Exercise objective>
Note how many lines in the material have "stolen", and give only that figure.

Provided records>

____

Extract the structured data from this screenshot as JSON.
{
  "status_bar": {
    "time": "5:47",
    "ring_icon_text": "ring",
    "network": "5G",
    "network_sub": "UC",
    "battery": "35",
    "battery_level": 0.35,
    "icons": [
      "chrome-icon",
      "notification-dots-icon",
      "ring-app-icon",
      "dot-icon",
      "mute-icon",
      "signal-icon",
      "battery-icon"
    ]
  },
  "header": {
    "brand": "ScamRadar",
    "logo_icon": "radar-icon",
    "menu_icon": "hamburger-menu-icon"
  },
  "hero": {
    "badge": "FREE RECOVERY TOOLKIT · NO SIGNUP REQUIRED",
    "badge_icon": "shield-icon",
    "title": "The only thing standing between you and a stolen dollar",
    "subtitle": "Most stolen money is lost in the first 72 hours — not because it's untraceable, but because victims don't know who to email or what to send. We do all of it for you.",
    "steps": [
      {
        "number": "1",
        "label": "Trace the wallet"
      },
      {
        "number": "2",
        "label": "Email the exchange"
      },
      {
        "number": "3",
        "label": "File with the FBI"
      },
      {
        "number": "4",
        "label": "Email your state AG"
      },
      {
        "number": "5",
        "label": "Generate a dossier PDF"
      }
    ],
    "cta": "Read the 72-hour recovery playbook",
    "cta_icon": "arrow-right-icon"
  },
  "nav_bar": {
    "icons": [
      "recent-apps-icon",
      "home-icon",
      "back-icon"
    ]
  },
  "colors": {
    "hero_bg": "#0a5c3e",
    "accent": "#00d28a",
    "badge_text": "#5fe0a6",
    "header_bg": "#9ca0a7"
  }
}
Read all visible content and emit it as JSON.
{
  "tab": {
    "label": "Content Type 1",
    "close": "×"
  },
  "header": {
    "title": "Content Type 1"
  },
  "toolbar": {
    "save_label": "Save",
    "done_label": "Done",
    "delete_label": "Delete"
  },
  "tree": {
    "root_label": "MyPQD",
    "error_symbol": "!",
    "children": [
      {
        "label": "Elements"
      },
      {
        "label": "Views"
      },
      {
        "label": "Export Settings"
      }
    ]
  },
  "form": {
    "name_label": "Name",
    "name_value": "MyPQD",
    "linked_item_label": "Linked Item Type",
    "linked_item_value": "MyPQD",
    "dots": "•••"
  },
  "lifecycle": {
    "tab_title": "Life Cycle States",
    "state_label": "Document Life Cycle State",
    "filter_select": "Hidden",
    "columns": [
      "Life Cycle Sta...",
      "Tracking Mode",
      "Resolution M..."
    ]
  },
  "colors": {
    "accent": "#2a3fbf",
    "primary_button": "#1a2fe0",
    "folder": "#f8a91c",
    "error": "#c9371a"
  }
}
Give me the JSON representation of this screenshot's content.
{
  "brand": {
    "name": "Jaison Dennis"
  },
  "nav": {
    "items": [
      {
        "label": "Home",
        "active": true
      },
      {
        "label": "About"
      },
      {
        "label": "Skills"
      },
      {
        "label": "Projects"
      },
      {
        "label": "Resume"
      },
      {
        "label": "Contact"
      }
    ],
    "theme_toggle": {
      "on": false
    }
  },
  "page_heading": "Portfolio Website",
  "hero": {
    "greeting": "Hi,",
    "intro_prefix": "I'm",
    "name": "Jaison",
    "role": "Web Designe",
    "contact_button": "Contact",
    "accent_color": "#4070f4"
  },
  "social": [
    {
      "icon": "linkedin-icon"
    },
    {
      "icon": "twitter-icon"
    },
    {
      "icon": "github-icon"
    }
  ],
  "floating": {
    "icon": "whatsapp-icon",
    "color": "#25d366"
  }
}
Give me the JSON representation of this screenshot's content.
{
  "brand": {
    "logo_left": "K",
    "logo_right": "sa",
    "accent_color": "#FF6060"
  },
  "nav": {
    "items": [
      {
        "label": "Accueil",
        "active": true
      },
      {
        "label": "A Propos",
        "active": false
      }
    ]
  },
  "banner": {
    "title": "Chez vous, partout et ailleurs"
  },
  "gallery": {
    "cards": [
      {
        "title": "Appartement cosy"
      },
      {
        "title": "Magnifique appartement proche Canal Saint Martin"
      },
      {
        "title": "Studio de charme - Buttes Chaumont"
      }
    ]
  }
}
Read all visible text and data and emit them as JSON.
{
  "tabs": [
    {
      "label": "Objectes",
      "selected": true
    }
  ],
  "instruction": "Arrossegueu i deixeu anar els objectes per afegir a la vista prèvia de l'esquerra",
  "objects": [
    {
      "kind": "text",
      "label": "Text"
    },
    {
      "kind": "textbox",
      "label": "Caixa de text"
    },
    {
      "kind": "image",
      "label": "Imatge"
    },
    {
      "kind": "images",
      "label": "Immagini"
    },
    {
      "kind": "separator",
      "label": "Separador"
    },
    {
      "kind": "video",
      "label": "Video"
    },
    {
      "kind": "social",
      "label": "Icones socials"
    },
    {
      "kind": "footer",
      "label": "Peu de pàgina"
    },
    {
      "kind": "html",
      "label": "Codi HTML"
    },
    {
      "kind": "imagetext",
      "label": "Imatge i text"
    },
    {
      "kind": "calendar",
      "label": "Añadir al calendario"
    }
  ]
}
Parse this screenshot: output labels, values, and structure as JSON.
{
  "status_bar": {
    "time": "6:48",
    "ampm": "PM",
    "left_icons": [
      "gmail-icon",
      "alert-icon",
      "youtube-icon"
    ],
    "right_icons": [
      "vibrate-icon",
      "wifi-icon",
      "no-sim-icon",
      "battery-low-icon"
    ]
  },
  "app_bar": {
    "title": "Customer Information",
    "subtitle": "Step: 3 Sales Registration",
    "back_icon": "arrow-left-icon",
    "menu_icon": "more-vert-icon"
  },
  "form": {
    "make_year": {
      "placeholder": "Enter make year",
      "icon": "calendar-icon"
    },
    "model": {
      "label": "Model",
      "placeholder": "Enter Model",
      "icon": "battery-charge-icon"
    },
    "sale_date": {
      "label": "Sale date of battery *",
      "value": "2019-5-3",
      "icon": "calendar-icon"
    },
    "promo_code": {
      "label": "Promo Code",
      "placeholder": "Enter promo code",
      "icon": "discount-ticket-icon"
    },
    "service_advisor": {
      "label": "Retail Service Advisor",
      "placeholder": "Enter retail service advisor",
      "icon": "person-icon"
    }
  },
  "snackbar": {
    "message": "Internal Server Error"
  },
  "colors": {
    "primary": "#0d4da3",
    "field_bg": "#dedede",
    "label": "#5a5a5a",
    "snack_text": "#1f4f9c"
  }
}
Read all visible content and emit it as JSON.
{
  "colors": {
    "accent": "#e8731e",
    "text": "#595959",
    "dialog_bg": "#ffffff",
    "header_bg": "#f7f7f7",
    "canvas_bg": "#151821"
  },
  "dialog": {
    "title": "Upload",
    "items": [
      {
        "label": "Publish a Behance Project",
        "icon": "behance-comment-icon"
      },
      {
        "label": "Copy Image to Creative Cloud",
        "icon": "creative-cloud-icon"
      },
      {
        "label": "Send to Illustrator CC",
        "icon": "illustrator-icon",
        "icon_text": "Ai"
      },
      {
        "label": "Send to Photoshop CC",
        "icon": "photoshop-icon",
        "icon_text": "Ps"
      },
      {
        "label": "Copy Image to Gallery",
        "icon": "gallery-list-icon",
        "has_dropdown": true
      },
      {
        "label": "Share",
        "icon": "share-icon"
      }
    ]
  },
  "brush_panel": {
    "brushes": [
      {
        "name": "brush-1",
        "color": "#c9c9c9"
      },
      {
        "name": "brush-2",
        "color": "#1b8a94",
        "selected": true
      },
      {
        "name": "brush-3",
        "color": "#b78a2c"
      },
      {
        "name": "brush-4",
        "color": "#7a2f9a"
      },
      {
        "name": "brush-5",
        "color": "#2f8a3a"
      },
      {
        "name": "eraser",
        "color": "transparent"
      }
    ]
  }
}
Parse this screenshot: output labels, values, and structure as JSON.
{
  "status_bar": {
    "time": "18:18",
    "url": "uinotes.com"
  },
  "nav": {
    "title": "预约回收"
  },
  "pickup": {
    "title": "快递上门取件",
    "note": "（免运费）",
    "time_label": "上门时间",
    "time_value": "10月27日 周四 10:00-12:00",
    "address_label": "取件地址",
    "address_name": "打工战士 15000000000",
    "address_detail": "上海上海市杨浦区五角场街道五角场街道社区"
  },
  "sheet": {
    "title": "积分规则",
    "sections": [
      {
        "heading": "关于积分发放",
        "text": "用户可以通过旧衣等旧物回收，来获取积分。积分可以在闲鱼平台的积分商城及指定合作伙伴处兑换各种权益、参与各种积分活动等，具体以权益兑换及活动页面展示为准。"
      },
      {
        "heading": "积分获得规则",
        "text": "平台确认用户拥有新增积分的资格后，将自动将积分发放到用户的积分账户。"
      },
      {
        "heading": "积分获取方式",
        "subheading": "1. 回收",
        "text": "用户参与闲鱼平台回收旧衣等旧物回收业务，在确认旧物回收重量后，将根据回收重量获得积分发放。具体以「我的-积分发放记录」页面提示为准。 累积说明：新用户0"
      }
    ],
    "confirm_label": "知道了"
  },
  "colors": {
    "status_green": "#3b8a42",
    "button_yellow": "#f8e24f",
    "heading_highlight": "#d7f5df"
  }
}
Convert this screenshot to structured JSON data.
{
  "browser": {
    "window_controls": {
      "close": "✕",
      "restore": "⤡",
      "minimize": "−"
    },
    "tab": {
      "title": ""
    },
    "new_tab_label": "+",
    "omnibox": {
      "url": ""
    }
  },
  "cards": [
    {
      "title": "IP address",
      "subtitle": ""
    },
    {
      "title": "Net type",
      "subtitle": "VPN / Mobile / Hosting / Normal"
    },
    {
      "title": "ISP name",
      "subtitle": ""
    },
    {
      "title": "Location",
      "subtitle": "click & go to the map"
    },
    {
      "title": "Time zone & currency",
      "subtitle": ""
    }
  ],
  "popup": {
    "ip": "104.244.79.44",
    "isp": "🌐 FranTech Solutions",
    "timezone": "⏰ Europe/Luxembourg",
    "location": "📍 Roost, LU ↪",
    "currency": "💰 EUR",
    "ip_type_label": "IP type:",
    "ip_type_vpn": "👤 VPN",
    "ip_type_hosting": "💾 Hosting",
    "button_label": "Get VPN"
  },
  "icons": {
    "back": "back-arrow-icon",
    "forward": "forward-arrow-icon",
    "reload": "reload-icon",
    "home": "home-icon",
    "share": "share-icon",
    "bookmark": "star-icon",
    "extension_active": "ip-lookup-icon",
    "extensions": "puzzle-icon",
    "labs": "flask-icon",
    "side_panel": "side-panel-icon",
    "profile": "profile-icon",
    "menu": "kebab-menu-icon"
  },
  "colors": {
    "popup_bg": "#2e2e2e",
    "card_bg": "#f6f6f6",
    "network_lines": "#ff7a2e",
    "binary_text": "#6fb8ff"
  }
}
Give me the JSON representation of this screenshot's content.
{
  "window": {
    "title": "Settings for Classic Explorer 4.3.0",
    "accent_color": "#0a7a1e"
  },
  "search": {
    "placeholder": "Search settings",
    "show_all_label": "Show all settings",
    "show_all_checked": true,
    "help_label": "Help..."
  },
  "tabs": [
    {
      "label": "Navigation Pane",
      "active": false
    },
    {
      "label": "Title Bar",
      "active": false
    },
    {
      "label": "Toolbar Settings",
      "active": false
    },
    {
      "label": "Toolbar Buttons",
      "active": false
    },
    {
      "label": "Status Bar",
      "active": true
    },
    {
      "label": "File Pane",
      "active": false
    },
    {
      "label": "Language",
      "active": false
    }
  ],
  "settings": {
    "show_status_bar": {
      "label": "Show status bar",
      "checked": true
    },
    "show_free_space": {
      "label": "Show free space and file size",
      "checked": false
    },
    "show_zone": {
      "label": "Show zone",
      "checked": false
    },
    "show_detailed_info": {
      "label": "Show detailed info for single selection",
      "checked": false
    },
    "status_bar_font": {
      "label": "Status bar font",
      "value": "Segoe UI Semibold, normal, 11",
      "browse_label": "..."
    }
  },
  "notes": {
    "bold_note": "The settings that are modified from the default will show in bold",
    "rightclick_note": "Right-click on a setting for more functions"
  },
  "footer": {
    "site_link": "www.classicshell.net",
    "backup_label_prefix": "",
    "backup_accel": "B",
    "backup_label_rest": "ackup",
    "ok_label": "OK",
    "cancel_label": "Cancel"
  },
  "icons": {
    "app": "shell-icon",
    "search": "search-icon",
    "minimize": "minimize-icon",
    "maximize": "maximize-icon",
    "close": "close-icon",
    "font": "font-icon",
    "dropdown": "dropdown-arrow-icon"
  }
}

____

Solution to the exercise>
2